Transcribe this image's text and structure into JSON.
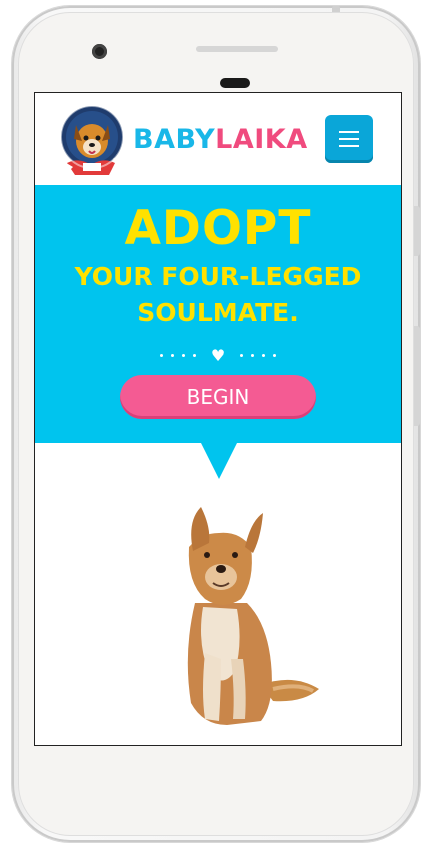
{
  "header": {
    "brand_part1": "BABY",
    "brand_part2": "LAIKA",
    "logo_icon": "astronaut-dog-logo",
    "menu_icon": "hamburger-menu-icon"
  },
  "hero": {
    "title": "ADOPT",
    "subtitle_line1": "YOUR FOUR-LEGGED",
    "subtitle_line2": "SOULMATE.",
    "divider_icon": "heart-icon",
    "begin_label": "BEGIN"
  },
  "image": {
    "subject": "dog-photo"
  },
  "colors": {
    "hero_bg": "#00c4ee",
    "title_yellow": "#ffe100",
    "button_pink": "#f45b93",
    "brand_blue": "#19b7e8",
    "brand_pink": "#f04b7e",
    "menu_blue": "#0aa6d8"
  }
}
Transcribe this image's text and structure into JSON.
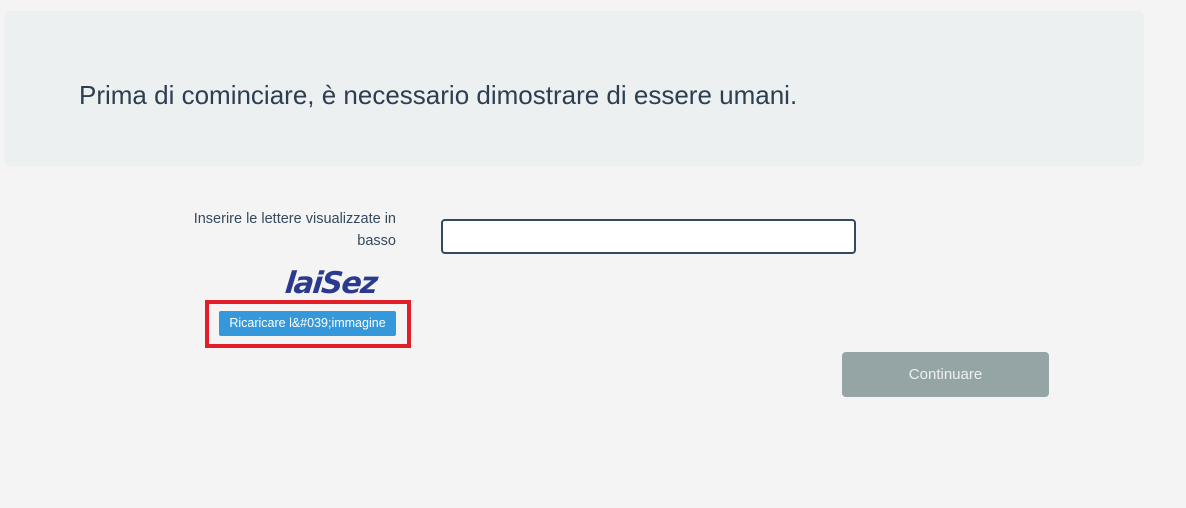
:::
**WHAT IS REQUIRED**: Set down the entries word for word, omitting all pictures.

**SOLUTION**:
Transcribe this image's text and structure into JSON.
{
  "header": {
    "brand_part1": "BABY",
    "brand_part2": "LAIKA",
    "logo_icon": "astronaut-dog-logo",
    "menu_icon": "hamburger-menu-icon"
  },
  "hero": {
    "title": "ADOPT",
    "subtitle_line1": "YOUR FOUR-LEGGED",
    "subtitle_line2": "SOULMATE.",
    "divider_icon": "heart-icon",
    "begin_label": "BEGIN"
  },
  "image": {
    "subject": "dog-photo"
  },
  "colors": {
    "hero_bg": "#00c4ee",
    "title_yellow": "#ffe100",
    "button_pink": "#f45b93",
    "brand_blue": "#19b7e8",
    "brand_pink": "#f04b7e",
    "menu_blue": "#0aa6d8"
  }
}
Transcribe this image's text and structure into JSON.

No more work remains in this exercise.